Horror and Death in Alexandria

Horror and Death in Alexandria

Drama students create their own epic tragedies.

A group of middle school drama students hunch around a computer writing dialogue for their Greek tragedy based on protesting dress codes. They are just at the part where the goddess is cursed for wearing a toga that is too short.

A group of middle school drama students hunch around a computer writing dialogue for their Greek tragedy based on protesting dress codes. They are just at the part where the goddess is cursed for wearing a toga that is too short. Photo by Shirley Ruhe.


Robert McDonough says drama students at George Washington Middle School are the most challenging and fun group he has ever worked with.


"Everyone with black tennis shoes profile up and left." McDonough is teaching his 7th grade drama students about body positions on stage.

Robert McDonough stands in the middle of the stage giving directions. "OK, full front.
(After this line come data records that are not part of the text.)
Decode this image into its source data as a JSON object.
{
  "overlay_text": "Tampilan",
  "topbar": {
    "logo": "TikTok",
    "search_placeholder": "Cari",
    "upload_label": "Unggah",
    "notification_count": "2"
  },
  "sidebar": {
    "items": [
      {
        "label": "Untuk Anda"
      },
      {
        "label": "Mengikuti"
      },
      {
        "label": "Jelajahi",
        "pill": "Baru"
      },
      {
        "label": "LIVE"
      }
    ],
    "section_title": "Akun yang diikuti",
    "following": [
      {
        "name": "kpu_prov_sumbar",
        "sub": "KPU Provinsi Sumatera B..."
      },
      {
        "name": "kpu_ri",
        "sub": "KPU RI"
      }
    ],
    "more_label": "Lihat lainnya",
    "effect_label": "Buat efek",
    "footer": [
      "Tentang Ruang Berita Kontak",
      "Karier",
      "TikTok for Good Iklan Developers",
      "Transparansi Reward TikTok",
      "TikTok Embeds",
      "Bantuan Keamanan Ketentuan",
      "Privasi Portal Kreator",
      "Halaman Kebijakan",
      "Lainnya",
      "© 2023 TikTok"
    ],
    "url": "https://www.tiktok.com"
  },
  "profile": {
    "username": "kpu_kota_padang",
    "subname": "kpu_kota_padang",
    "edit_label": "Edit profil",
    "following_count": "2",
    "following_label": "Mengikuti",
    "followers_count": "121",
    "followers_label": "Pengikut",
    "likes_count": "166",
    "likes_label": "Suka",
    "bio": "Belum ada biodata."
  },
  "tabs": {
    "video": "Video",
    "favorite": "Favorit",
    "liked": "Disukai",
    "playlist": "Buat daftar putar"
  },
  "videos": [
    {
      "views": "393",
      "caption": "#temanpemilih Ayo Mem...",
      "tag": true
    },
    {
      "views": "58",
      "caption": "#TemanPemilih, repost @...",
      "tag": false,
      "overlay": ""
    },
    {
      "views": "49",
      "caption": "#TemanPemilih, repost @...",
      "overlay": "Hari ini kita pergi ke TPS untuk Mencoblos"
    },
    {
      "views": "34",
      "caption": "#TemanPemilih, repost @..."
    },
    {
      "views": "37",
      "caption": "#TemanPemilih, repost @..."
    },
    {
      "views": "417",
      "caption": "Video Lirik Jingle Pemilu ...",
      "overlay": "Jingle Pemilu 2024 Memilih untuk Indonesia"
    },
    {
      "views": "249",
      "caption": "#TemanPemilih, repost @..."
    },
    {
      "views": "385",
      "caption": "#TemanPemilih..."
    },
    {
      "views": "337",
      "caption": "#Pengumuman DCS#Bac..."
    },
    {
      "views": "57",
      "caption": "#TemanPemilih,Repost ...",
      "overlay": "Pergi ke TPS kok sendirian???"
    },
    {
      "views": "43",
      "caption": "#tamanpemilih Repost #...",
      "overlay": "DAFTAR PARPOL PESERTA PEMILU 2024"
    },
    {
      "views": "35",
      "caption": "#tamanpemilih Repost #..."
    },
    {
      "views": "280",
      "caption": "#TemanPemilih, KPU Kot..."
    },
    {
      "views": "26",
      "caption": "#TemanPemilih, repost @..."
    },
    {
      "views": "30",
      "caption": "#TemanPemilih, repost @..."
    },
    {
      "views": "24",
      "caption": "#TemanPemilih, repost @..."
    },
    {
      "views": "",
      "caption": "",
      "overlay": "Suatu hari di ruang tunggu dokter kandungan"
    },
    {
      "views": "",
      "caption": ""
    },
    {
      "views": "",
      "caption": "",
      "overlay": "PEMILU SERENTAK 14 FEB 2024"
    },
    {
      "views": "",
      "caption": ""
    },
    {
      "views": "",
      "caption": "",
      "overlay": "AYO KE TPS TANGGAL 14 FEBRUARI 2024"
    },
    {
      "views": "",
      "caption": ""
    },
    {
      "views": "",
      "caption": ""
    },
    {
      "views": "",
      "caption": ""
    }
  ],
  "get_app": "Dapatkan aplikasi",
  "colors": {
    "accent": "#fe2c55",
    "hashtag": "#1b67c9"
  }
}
Monica — center, profile left. Ethan — center right, one quarter left." McDonough calls out each student in his 7th grade drama class at George Washington Middle School with specific instructions. "Where's thrust? Up, center, down, apron and thrust. Whoops, forgot you buddy. All right. Super!”

McDonough says they are working on body positions. He teaches 168 students in 6-8th grades each day. In 6th grade there is an introduction to theatre and elements of production. Seventh grade moves into the classical canon where they read the classics and write their own epic tragedy. Eighth grade focuses on debate and speech and how to create a persuasive argument.

"All right now everyone grab your scripts." They have just read ‘Oedipus’ and are now working on their own Greek plays. They have learned about the structure of Greek tragedy. “Let's work on the tragedies now kids. Some of you can work on stage." This class is working in three groups, each creating an individual classic tragedy. One of the middle schoolers announces, "let's go up there and work on the stage." McDonough says, "This particular assignment I love to give. As shocking as Oedipus may be, the shows the kids concoct are even more horrific. They add some humor as well."

He says they will work on writing their plays at least another week and then cast them, rehearse, and choose their costumes from his stock. Then in the spring they will invite all of the seventh graders in the school to the performance.

The group on stage hunches around a computer and can be heard to say, "I like this one." The answer, "No it's too baggy." The theme of their tragedy is a protest of dress codes. One goddess wears her toga too short. How short? She motions up to her thigh.

"You know like at GW we can't wear leggings even though they are very comfortable or skinny jeans." They explain another goddess puts a curse on the one with the short toga and she ages very fast but can't see herself in a mirror. "Then when she is about 500 years old she sees herself and shatters the mirror. Her best friend stabs her with a shard of glass because she doesn't recognize her."

McDonough is in his 11th year at GW having travelled from his undergraduate degree at William and Mary on to Harvard and then to Chicago where he acted and directed in his own company, Greasy Joan & Co. for 4-5 years. Then on to University of Memphis where he was an assistant professor of Theatre.

"People ask me how I can cope with teaching middle school students but I tell them these kids' energy is never a problem. Sometimes harnessing it is." He says in college students have many competing priorities like 5-6 other classes, sometimes a job and rehearsals at night. “If middle schoolers don't learn to explore at this age, maybe they never will."

McDonough explains, "We put on demanding and moving productions and each year we try to outdo the last. For the last three years we have used a revolving stage constructed by the father of a former student. And we have been lucky to have a former choreographer and professional dancer on the staff who helped us with ‘Hairspray’ as well as a assistance from a scenic designer who teaches at TC.

"Last year we did ‘Romeo and Juliet.’ A lot of people thought I was crazy." He explains that he wouldn't have felt comfortable with this 10 years ago. "The reason is that my estimate of what the kids are capable of has grown exponentially. You ask for them to participate and they give."

He adds, "I was interested in the mechanics and what resonates so deeply with the kids. First of all we took our own folia and did our own cutting. It was laborious and hard to do to keep the meter and the flow. But," he says the students were remarkably patient. They couldn't wait to get on stage."

McDonough says, "I am the luckiest guy alive. A lot of my friends have had to put their theatre on the back burner but here I am. I can say without pretense that teaching middle school drama is the best thing I could do.” He concludes, "Theatre is like a cult but without the nonsense."